Viewing the relationship between Christianity and leftism as inherently antagonistic is firstly a disservice to history. Despite the efforts of the business leaders who conquered Christian thought during the Great Depression, American Christians have never supported capitalist domination of governance or of society. Consider, for instance, a recent study by historian Heath Carter of the Christian roots of labor union organizing in Chicago during the Gilded Age. In Union Made: Working People and the Rise of Social Christianity in Chicago, Carter recovers what has been lost to the rhetoric of the Christian right, namely that Christianity (even its evangelical iterations) aligns very well with the goals of organizers fighting for justice and dignity in their work. Indeed, America’s labor movement has long enjoyed support from Christianity of all stripes, from the Catholicism of Dorothy Day and the Catholic Worker, to the peace-oriented Protestantism of A.J. Muste and the Society of Friends.
Outside of labor organizing, Christian theology has also influenced other leftist social movements, such as black power in the United States and liberation theology in Latin America. American civil rights activists like Martin Luther King, Jr. invoked this theology of liberation to agitate not only for racial justice, but for equality everywhere and for everyone, including in the sphere of economics. Today, the same line of reasoning is evident in the words and writings of Pope Francis, who has added environmental concerns to the issues we must address so that all can flourish equally.
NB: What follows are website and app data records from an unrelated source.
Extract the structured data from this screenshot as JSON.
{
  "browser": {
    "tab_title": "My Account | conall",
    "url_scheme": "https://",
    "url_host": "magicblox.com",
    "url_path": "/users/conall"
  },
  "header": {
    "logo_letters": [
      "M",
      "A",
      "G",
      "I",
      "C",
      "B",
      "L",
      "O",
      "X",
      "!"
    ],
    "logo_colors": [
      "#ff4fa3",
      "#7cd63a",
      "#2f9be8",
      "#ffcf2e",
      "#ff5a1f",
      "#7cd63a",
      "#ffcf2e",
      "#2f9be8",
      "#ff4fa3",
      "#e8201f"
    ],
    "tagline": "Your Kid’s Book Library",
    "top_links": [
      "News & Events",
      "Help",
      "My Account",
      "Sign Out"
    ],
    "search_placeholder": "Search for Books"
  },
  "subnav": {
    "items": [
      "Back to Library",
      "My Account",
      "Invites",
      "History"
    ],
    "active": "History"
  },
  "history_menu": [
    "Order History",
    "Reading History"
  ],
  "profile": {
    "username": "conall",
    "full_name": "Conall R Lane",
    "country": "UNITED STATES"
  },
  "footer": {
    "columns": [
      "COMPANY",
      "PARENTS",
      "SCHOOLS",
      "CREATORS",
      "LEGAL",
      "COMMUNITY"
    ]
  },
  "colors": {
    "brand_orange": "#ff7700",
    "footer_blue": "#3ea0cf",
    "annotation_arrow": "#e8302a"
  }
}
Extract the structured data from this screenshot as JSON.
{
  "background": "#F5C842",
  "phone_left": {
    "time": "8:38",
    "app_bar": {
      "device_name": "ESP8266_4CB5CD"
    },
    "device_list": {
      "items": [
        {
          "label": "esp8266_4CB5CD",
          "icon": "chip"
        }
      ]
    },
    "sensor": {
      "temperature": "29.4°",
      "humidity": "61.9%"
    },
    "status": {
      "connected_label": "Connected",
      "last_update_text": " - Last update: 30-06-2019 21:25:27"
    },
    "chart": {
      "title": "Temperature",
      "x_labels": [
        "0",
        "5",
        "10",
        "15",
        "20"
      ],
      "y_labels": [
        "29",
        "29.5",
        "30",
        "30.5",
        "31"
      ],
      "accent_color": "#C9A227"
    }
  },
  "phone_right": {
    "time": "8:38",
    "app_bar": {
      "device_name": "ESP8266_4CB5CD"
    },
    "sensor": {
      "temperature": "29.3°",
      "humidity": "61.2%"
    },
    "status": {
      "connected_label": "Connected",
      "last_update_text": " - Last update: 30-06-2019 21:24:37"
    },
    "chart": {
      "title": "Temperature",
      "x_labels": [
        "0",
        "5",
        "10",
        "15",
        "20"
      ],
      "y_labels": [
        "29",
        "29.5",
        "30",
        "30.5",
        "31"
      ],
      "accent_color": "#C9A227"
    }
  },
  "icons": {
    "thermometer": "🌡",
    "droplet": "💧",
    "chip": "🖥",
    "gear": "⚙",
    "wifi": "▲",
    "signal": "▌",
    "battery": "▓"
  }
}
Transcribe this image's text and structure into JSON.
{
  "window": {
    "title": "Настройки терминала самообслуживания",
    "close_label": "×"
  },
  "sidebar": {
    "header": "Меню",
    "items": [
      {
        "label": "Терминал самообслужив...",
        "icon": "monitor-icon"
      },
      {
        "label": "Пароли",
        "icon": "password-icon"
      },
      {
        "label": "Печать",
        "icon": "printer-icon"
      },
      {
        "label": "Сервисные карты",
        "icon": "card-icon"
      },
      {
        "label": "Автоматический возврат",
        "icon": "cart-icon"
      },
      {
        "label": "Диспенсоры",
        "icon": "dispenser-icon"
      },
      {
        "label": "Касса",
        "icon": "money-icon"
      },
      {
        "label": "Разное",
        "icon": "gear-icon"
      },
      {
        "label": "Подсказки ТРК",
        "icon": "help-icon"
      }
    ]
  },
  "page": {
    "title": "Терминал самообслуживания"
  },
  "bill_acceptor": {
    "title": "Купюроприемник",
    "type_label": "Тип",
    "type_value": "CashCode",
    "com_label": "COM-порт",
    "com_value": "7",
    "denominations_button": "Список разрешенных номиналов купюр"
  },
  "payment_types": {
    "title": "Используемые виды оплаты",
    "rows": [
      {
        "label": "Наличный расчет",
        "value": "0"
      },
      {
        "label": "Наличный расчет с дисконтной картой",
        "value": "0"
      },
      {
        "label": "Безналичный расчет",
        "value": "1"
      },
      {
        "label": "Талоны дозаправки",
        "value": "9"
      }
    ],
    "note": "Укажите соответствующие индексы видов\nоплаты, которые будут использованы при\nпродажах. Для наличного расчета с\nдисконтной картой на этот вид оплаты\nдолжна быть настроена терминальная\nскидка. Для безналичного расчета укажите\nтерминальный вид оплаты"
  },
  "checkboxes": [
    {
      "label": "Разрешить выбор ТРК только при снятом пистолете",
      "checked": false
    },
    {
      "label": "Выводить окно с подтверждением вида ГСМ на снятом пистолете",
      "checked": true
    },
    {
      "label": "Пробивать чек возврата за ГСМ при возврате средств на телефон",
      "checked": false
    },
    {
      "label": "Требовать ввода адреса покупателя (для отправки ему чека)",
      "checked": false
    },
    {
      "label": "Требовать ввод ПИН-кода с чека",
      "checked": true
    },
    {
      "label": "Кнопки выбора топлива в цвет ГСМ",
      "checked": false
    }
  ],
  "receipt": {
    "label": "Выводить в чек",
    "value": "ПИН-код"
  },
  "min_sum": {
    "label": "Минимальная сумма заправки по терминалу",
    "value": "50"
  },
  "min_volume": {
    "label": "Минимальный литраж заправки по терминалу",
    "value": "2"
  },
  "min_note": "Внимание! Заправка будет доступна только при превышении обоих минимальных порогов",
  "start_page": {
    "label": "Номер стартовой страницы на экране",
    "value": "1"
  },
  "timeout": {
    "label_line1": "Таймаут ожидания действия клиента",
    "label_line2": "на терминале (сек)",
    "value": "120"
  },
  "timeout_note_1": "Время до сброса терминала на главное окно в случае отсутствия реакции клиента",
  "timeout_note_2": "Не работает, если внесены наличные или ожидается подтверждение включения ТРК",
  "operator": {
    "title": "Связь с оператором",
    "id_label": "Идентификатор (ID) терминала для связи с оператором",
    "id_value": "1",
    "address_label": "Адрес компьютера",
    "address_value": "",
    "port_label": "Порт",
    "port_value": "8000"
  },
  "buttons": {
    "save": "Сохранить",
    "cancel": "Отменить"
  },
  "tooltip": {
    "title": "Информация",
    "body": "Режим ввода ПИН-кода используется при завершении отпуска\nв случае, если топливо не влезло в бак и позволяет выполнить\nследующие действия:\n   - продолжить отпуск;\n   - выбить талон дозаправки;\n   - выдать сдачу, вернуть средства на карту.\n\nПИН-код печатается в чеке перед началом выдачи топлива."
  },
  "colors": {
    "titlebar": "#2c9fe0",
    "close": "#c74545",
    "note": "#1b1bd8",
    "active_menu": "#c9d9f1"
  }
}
Christianity, in other words, is no more destined for a cozy relationship with neoliberal, free-market politics than any other ideology, and perhaps less so, given its longstanding interest in the poor. The fact that Christianity is reflexively associated with conservatism in the United States is not so much an accident of history as it is a concerted effort on the part of vested, moneyed interests. Still, making a bad match for American conservatism doesn’t necessarily mean that Christian thought is overly inclined to a pure, secular leftism: indeed, there will always be tensions between Christian doctrine and the tendencies of left political action when it comes to social issues like the family, sexuality, and fertility. The values of an orthodox Christian leftist in these matters will undoubtedly differ from those of a secular leftist. But there are two reasons why Christians should remain an important left contingent, and a valuable resource for the left. First, because the kind of mass politics necessary to achieve left goals will rely in part on reaching the world’s approximately 2 billion Christians. Second, because Christianity can help challenge reigning neoliberal views on property, poverty, and the role of government.
Consider, for example, Pope Francis’s Laudato Si, an encyclical released in May to respond to growing ecological crises worldwide. In Laudato, Francis writes that “[t]he principle of the subordination of private property to the universal destination of goods, and thus the right of everyone to their use, is a golden rule of social conduct and the first principle of the whole ethical and social order.” He then goes on to note “the Christian tradition has never recognized the right to private property as absolute or inviolable, and has stressed the social purpose of all forms of private property.” Francis is exactly right: since the earliest writings of Christianity, theologians have held that property should support human flourishing, not impede it. Property comes, in other words, with what Pope John Paul II called a social mortgage—a due owed to the remainder of humanity for privatizing a piece of creation that was made for all to enjoy.
The implications for Christian politics based on this observation are massive, especially because so much of liberal political logic hinges on the inviolability of property rights, and the conception of the self as a kind of property. It is difficult to challenge the valuation of property rights over life and, more importantly, human need, from within a heavily property-focused liberal framework. And because virtually all American political rhetoric is caught between two liberal poles, most of our political discourse also seems incapable of making the sharp critiques of liberal thought that we so urgently need.
But Christianity, in part because of its long pre-liberal history, remains a valuable wellspring of such criticism. Pope Francis can criticize liberal property theory and its impact on government (consider conservatives who view taxation for public spending as de facto theft, and therefore immoral) precisely because Christian theories of property and governance emerged long before liberal ones, and conceptualize value in radically different ways.
And because Christianity is still practiced by large swathes of people both inside and outside the United States, these critiques are still deeply meaningful to many, and embody values and truths they hold most dear. This means that, along with providing a program for left political action, Christianity also imbues it with passion, which has been as much a driving factor in America’s anti-oppression movements as the theories on which they’re based. The Christian legacy for left politics, especially today, is therefore one worth fighting for.
Elizabeth Stoker Bruenig is a staff writer at The New Republic.
This article is part of Dissent’s special issue of “Arguments on the Left.” To read its counterpart, by Susan Jacoby, click here.